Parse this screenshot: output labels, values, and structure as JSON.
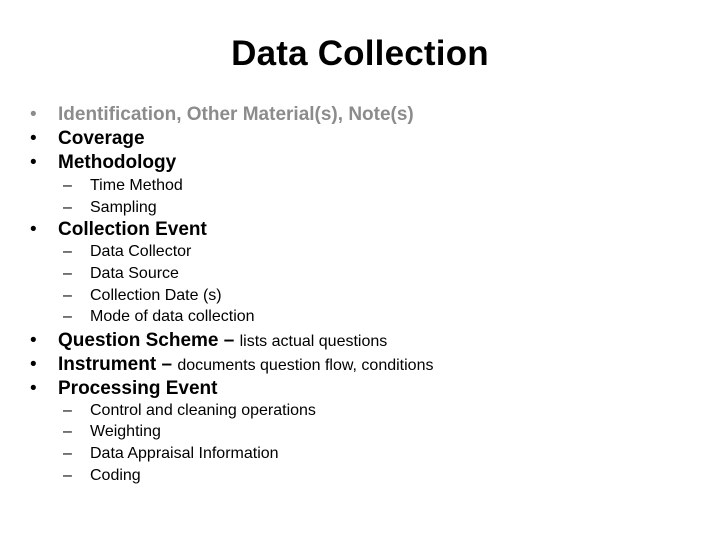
{
  "slide": {
    "title": "Data Collection",
    "bullet_glyph": "•",
    "dash_glyph": "–",
    "items": [
      {
        "label": "Identification, Other Material(s), Note(s)",
        "dimmed": true
      },
      {
        "label": "Coverage"
      },
      {
        "label": "Methodology",
        "subitems": [
          "Time Method",
          "Sampling"
        ]
      },
      {
        "label": "Collection Event",
        "subitems": [
          "Data Collector",
          "Data Source",
          "Collection Date (s)",
          "Mode of data collection"
        ]
      },
      {
        "label": "Question Scheme",
        "separator": " – ",
        "description": "lists actual questions"
      },
      {
        "label": "Instrument",
        "separator": " – ",
        "description": "documents question flow, conditions"
      },
      {
        "label": "Processing Event",
        "subitems": [
          "Control and cleaning operations",
          "Weighting",
          "Data Appraisal Information",
          "Coding"
        ]
      }
    ]
  },
  "colors": {
    "dimmed_text": "#8c8c8c",
    "text": "#000000",
    "background": "#ffffff"
  }
}
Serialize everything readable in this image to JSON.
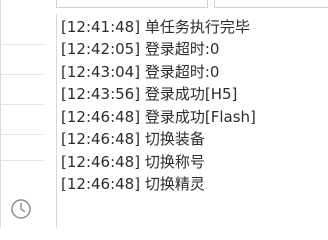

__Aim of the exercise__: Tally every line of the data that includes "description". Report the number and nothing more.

__Written answer__: 2